* About this task:
Which lines of the data contain the string "policies"? Copy every one.

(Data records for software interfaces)
........
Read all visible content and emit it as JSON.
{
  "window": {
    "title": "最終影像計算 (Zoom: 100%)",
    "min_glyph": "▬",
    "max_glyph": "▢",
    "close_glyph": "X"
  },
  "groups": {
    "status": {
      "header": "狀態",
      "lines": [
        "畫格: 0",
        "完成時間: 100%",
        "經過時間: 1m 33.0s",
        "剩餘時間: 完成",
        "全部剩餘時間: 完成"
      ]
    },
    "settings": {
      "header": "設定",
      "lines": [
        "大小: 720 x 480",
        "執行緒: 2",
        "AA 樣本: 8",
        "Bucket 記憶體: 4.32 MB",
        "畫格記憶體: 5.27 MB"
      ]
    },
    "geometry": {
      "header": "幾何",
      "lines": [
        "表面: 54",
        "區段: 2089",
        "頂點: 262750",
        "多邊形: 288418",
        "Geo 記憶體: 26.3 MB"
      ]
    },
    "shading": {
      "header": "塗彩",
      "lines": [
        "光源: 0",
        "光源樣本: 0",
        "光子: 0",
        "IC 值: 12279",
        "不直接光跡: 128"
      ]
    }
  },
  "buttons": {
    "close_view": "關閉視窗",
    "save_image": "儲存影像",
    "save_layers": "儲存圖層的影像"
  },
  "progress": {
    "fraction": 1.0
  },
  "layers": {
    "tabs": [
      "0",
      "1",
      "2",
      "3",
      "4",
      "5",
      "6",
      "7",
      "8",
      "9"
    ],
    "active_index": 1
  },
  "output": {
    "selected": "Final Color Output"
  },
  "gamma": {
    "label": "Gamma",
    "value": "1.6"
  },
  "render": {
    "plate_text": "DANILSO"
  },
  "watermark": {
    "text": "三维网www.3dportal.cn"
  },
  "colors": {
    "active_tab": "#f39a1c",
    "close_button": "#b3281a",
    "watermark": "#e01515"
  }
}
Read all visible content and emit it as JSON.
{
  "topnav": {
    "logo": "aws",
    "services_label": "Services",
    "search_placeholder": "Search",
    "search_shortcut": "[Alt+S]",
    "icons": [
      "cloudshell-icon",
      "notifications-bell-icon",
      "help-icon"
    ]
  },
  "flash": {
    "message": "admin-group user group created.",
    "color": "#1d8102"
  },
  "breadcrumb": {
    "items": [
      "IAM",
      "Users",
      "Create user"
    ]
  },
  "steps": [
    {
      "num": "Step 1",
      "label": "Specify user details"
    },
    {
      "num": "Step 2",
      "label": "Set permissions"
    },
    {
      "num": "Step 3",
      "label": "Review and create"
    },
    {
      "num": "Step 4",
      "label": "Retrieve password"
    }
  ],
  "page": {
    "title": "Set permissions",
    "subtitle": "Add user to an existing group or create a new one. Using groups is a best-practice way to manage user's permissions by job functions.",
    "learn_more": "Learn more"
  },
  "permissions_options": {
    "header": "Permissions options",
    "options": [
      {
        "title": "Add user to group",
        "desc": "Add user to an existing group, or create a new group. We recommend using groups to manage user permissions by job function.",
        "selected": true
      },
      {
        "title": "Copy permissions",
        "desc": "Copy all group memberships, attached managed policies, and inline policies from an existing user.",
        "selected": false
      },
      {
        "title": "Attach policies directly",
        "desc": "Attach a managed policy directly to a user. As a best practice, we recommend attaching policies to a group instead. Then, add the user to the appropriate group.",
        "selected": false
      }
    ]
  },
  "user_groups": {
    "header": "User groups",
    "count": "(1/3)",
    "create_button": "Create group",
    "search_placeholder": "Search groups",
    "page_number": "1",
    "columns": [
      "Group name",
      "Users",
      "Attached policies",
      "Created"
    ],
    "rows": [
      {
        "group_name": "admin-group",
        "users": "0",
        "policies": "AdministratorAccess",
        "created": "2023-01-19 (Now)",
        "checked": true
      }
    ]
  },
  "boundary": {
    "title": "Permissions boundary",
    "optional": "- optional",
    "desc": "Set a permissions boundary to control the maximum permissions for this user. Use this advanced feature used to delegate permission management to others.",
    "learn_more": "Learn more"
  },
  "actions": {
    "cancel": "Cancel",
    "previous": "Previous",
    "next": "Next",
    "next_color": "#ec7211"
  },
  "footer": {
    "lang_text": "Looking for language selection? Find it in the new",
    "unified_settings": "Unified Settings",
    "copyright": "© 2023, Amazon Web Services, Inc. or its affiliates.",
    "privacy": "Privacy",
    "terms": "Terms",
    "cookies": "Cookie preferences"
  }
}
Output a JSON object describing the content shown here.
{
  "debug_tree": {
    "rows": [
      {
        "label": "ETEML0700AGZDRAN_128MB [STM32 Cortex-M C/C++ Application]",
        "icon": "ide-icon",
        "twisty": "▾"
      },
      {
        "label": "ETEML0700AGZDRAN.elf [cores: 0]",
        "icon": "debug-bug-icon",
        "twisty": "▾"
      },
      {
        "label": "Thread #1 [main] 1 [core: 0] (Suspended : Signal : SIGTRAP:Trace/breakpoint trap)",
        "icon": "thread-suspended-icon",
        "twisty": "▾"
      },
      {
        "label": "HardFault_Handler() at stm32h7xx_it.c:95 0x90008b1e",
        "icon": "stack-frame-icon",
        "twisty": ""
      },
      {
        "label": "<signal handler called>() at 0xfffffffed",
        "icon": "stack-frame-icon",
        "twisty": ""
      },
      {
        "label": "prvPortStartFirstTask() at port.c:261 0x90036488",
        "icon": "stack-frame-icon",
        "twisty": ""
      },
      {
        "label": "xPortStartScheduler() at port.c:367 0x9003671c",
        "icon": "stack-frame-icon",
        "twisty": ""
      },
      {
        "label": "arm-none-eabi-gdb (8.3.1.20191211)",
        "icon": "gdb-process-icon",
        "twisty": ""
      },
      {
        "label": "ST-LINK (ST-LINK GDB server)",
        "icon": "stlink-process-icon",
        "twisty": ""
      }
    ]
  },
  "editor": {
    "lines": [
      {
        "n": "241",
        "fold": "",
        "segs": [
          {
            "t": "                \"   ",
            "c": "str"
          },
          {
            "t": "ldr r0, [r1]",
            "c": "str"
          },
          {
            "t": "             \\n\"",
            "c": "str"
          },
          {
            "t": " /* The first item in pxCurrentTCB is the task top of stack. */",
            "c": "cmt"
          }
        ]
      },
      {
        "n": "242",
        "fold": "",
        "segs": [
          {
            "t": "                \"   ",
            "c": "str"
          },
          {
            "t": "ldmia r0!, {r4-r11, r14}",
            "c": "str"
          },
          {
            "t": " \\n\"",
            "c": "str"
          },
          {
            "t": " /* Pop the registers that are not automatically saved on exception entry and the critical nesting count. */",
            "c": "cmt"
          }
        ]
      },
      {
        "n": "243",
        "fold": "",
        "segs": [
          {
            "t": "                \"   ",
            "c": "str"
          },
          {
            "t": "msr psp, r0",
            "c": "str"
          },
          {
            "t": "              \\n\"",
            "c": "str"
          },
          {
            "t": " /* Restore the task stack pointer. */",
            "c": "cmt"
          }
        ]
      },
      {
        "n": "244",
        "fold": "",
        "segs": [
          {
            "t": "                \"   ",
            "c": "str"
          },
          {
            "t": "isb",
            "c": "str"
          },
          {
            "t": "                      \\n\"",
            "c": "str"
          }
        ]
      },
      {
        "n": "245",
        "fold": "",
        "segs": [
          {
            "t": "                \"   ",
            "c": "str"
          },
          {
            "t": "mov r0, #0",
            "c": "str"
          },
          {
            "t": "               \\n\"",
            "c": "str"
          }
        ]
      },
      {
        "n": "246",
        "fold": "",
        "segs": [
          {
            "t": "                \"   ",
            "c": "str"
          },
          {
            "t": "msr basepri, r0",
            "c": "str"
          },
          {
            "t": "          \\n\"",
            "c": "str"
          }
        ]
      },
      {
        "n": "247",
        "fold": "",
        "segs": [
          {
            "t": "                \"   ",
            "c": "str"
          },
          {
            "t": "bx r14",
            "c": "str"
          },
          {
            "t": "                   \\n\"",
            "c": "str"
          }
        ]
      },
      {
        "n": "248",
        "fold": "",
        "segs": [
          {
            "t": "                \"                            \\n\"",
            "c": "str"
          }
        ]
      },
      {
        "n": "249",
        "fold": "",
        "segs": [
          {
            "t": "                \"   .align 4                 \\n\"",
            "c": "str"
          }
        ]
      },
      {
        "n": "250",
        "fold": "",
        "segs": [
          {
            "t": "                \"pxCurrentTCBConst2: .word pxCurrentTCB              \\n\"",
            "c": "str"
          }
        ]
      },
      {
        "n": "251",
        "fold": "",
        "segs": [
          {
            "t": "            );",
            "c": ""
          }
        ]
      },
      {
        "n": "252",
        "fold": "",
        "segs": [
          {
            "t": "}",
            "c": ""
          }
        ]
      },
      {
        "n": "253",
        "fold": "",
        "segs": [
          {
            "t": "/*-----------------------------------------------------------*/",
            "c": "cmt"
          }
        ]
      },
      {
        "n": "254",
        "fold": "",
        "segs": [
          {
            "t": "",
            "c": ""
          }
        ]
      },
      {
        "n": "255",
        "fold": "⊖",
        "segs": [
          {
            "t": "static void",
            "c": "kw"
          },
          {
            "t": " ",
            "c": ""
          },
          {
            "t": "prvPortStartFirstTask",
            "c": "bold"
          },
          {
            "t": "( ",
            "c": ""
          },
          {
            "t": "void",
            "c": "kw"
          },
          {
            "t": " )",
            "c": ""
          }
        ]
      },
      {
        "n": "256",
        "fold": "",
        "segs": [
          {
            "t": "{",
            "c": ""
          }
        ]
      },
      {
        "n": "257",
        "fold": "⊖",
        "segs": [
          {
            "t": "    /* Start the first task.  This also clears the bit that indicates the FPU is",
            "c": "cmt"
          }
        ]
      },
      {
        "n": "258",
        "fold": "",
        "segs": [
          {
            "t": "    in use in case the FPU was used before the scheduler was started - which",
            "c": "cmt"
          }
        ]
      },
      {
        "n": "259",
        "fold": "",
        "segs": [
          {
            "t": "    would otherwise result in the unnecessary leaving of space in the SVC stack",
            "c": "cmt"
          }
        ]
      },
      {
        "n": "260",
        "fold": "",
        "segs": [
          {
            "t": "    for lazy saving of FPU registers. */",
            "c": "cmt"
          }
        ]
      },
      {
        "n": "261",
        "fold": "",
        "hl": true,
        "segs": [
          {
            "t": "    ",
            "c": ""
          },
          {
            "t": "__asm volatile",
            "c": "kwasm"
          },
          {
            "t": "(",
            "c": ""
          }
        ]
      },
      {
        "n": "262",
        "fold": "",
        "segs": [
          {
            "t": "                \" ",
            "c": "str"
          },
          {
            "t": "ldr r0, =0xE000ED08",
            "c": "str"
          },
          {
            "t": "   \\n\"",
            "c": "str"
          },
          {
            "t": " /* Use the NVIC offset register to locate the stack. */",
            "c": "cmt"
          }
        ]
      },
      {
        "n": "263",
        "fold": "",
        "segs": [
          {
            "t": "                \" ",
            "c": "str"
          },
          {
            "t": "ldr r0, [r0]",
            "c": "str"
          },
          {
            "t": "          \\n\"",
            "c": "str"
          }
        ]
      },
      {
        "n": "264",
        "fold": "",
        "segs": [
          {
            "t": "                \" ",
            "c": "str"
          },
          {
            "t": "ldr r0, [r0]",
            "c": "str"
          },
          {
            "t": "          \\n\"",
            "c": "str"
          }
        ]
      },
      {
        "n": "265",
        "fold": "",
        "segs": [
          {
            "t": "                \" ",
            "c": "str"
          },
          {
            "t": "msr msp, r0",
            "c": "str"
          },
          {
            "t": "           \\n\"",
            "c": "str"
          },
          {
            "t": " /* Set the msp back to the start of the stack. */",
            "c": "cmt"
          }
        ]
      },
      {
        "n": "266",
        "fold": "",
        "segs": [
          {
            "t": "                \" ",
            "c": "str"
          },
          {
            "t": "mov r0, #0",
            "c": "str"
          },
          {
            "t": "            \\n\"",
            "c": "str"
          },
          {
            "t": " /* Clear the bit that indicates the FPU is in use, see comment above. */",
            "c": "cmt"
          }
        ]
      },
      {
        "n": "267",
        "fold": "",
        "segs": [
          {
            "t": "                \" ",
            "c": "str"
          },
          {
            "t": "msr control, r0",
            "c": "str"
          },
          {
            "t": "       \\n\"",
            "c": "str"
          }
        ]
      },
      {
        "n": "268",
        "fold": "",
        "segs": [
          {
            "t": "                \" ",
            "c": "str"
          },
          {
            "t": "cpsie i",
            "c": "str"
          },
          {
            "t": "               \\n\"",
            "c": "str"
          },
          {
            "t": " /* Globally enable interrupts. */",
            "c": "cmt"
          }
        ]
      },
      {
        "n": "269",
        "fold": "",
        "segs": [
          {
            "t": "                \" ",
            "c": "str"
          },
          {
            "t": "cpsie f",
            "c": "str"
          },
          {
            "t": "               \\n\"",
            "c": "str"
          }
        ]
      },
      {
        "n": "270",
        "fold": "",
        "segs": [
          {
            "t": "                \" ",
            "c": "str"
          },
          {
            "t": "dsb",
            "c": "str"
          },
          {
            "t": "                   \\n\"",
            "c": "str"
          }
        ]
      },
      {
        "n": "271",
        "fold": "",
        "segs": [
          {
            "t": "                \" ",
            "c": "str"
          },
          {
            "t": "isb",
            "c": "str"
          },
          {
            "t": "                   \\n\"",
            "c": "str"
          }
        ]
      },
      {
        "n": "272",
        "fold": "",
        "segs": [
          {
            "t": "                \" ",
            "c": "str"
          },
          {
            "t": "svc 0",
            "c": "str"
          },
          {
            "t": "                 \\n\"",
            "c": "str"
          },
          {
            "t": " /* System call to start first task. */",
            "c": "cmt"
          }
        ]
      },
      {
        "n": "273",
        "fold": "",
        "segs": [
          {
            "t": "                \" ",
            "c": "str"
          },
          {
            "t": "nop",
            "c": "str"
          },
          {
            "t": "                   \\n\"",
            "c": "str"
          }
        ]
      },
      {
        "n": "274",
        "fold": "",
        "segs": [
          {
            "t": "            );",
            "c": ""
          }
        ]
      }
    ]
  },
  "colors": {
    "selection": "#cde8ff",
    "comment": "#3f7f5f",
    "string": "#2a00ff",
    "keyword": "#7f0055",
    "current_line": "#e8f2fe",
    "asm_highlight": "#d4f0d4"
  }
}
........
* Response below:
        "desc": "Copy all group memberships, attached managed policies, and inline policies from an existing user.",
        "title": "Attach policies directly",
        "desc": "Attach a managed policy directly to a user. As a best practice, we recommend attaching policies to a group instead. Then, add the user to the appropriate group.",
      "Attached policies",
        "policies": "AdministratorAccess",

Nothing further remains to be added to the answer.